Their existing infrastructure is based primarily on Cat 5e and Cat 6 cabling installed to support gigabit Ethernet, which now has 802.3bz standardizing 2.5GBASE-T and 5GBASE-T operation over this same cabling with end users primarily connecting to the network via wireless protocols. Because speed and distance drive cost where physical media are in use, the market pressure for cost-effective solutions also drives lower-speed, shorter-distance applications over myriad physical media.
Different points of origin

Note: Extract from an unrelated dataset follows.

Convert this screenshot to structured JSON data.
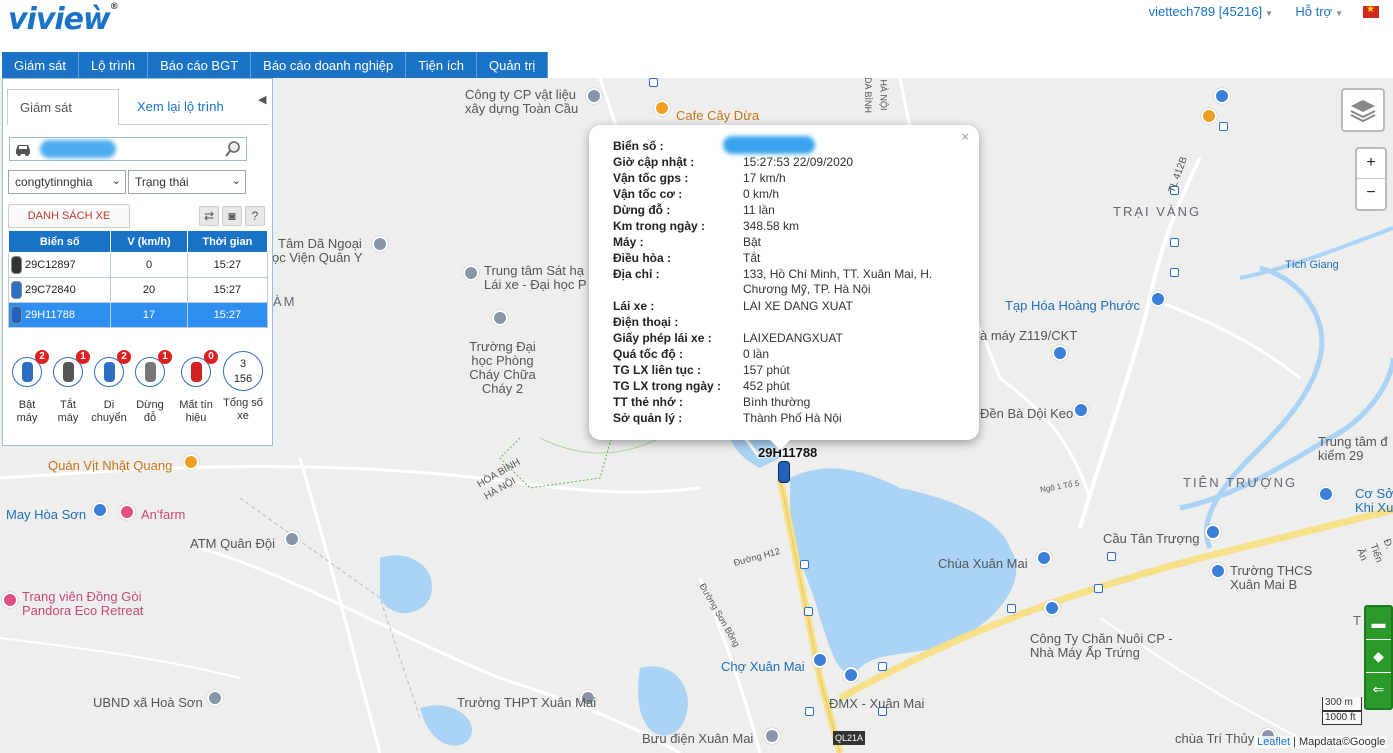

Today's 100 Gbps Ethernet solutions are becoming deployable in the campus/enterprise environment, with servers moving towards that speed as well. And while campus data centers have moved from 10 Gbps to 25 Gbps servers and are planning to move to 50 Gbps servers with their next-generation topologies, enterprises typically are at a lower end of performance, and migrating from 10 Gbps servers to 25 Gbps. The simple fact is, not everybody has moved to 10 Gbps.

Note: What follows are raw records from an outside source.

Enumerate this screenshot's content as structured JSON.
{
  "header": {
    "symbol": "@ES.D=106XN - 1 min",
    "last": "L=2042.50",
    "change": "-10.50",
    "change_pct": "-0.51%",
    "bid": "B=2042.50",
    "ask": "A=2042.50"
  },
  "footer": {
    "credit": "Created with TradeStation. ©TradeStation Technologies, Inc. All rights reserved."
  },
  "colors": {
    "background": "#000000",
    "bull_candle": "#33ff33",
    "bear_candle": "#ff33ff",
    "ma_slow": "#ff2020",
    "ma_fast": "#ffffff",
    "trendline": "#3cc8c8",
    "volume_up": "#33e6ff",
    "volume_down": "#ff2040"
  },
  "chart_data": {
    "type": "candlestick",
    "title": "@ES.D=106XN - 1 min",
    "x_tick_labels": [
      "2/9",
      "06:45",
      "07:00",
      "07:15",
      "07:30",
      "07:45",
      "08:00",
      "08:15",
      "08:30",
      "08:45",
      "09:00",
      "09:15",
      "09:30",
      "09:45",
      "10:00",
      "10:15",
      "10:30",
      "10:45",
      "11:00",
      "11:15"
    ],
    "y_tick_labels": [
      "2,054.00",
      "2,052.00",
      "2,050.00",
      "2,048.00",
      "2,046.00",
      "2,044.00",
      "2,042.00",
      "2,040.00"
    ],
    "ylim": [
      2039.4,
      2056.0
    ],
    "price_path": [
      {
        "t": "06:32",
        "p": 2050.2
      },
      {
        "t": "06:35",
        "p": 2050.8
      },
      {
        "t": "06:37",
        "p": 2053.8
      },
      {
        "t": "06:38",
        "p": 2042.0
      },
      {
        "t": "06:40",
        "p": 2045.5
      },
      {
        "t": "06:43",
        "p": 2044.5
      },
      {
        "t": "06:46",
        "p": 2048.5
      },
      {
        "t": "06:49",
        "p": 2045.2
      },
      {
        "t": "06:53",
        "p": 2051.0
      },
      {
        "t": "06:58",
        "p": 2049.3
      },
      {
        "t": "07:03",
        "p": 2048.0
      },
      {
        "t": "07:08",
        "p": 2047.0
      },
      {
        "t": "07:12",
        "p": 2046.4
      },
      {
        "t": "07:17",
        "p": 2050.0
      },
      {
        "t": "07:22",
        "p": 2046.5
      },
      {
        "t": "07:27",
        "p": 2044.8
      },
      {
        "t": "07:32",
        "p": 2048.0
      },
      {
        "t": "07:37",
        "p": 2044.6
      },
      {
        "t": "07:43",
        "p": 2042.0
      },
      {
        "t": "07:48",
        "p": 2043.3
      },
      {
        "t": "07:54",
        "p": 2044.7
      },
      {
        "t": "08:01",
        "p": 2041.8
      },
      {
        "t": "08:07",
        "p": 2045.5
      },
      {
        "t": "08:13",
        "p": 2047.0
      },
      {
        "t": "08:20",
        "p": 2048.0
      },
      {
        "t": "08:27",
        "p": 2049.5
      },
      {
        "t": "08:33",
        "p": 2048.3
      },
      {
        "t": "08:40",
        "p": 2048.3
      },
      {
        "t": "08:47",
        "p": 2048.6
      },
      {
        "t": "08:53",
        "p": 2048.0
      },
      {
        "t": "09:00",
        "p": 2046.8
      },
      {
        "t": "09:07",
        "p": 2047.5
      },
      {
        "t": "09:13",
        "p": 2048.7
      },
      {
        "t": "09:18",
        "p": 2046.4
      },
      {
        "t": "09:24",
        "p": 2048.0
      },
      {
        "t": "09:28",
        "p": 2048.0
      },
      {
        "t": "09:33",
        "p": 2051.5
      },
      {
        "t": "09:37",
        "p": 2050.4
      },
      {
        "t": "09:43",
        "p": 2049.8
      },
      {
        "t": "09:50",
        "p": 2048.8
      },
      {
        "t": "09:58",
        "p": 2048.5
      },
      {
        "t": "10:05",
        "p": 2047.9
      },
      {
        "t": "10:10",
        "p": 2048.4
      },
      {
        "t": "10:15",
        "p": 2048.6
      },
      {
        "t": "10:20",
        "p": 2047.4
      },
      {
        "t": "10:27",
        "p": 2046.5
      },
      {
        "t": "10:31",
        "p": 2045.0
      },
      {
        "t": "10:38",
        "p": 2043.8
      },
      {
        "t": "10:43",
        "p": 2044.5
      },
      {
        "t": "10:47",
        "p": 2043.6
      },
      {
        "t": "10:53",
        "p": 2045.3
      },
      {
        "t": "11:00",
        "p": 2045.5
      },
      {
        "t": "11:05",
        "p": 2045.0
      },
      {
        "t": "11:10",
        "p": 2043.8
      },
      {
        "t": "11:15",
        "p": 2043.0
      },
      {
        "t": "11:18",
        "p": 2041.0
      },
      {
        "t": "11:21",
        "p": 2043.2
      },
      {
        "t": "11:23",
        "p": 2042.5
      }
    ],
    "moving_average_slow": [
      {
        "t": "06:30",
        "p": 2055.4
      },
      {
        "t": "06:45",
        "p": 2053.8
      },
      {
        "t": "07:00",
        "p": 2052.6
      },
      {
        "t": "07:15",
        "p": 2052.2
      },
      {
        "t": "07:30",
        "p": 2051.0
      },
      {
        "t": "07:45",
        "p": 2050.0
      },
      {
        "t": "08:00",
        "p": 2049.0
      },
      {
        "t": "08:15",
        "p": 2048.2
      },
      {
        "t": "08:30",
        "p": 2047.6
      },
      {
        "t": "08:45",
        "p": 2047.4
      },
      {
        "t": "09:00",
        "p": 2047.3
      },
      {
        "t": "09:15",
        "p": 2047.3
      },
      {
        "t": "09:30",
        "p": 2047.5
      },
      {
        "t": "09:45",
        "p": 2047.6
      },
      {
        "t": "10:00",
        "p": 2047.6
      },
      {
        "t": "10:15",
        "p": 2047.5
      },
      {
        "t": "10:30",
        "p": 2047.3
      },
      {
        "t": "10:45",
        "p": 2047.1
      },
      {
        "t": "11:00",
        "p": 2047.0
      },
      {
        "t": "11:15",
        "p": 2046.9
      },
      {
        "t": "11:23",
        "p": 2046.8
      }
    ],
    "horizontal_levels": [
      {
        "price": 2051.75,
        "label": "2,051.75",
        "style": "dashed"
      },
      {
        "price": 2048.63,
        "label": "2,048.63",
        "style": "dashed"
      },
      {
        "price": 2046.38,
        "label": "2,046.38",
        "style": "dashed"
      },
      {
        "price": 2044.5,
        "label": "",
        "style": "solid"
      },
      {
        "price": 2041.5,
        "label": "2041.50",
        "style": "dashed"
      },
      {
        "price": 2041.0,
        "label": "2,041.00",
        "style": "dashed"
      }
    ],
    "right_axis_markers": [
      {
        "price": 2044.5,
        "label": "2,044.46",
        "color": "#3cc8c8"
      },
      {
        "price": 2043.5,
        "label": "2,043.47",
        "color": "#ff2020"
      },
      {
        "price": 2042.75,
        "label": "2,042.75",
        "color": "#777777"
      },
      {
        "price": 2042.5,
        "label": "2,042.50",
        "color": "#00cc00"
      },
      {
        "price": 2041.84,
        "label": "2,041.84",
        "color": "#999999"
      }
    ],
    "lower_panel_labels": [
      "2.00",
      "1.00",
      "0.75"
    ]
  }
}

Thus a diversity of applications is driving current standards development. The IEEE and the IEEE Standards Association recently announced two new IEEE 802.3 projects, and modification of the existing 400 GbE project. These projects will deliver standards that support a number of various Ethernet data rates, throughput and distance over a range of physical media in a cost-effective manner.

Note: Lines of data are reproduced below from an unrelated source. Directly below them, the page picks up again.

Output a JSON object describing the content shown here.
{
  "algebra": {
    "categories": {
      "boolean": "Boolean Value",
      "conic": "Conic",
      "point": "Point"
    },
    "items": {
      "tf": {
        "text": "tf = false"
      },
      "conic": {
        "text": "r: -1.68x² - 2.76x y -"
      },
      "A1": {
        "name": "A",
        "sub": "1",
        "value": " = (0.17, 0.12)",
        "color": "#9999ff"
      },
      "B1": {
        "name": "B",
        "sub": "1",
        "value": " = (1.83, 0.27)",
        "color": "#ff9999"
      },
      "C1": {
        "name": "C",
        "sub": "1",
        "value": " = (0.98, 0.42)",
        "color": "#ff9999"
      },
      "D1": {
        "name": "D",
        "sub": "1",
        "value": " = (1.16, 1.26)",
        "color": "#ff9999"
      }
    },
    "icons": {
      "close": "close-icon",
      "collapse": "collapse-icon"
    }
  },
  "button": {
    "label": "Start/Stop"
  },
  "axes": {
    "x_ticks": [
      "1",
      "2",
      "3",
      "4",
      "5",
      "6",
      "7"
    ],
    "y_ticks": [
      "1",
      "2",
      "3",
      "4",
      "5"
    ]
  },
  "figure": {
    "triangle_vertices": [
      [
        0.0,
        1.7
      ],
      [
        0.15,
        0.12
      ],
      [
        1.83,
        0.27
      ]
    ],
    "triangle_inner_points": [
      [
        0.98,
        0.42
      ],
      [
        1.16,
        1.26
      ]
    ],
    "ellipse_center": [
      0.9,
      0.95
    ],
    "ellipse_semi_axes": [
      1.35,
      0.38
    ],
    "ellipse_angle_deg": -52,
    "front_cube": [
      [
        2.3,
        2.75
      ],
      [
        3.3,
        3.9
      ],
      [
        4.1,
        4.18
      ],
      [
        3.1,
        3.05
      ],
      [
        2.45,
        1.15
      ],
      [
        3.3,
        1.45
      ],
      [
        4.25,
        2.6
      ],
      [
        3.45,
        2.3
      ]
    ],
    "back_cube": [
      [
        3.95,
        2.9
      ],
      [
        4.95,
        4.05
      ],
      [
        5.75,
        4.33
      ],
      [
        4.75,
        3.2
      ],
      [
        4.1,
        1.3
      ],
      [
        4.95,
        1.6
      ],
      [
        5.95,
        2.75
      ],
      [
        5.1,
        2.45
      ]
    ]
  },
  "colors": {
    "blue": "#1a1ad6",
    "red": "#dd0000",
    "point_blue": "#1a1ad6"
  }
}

Task forces have been established and technical decisions are being made in the following areas:
- IEEE P802.3cc 25 Gbps Ethernet over single-mode fiber
- IEEE P802.3cd 50 Gbps, 100 Gbps and 200 Gbps Ethernet
- IEEE P802.3bs 200 Gbps and 400 Gbps Ethernet
Let’s take a brief look at each of these three projects.
The data center market for 25 GbE short reach over copper and multi-mode fiber is robust. The IEEE P802.3cc 25 Gbps effort will complete the 25 GbE family of physical-layer specifications (PHYs), and develop new 10 km and 40 km PHYs over single-mode fiber for 25 GbE, which will meet the needs of campus and metropolitan markets. A standard supporting single-lane signaling at 25 Gbps will help lower costs for this application. Completion of this standard is expected in late 2017.
The IEEE P802.3cd 50 GbE, 100 GbE and 200 GbE Task Force will develop the new 50 Gbps Ethernet rate as well as a set of copper and optical PHYs for 50 GbE, 100 GbE and 200 GbE that will leverage common 50 Gbps optical and electrical signaling technologies. Completion of IEEE P802.3cd Ethernet is due roughly in early 2018.
The IEEE P802.3bs project utilized 50 Gbps single-lane signaling aggregated across eight lanes to develop a definition for 400GbE. Participants realized that the sharing of common 50 Gbps signaling could be used for 200 GbE SMF PHYs, and agreed that it made sense to include 200 GbE as part of the IEEE P802.3bs 400GbE project. The prior successes of 1x/4x families, which include 10G/40G and 25G/100G, illustrated that the development of 50G signaling would then create the 50G/200G family of solutions – with the 802.3bs project creating the 200G SMF variants that used the 50G optical signaling technology.
Additionally, the task force is developing a 500m solution across four parallel single mode fibers, commonly referred to as PSM4, where each fiber will support a serial 100Gbps optical signal.
John D’Ambrosia is known in the industry for his efforts as Ethernet’s advocate. He is a Senior Principal Engineer at Huawei, participating in industry standards efforts driving Ethernet’s ongoing evolution and its move to higher speeds. He chairs several IEEE 802.3 standards activities, is a member of the IEEE 802 Executive Committee, and is the Chairman of the Ethernet Alliance, an organization dedicated to the promotion of all Ethernet technologies.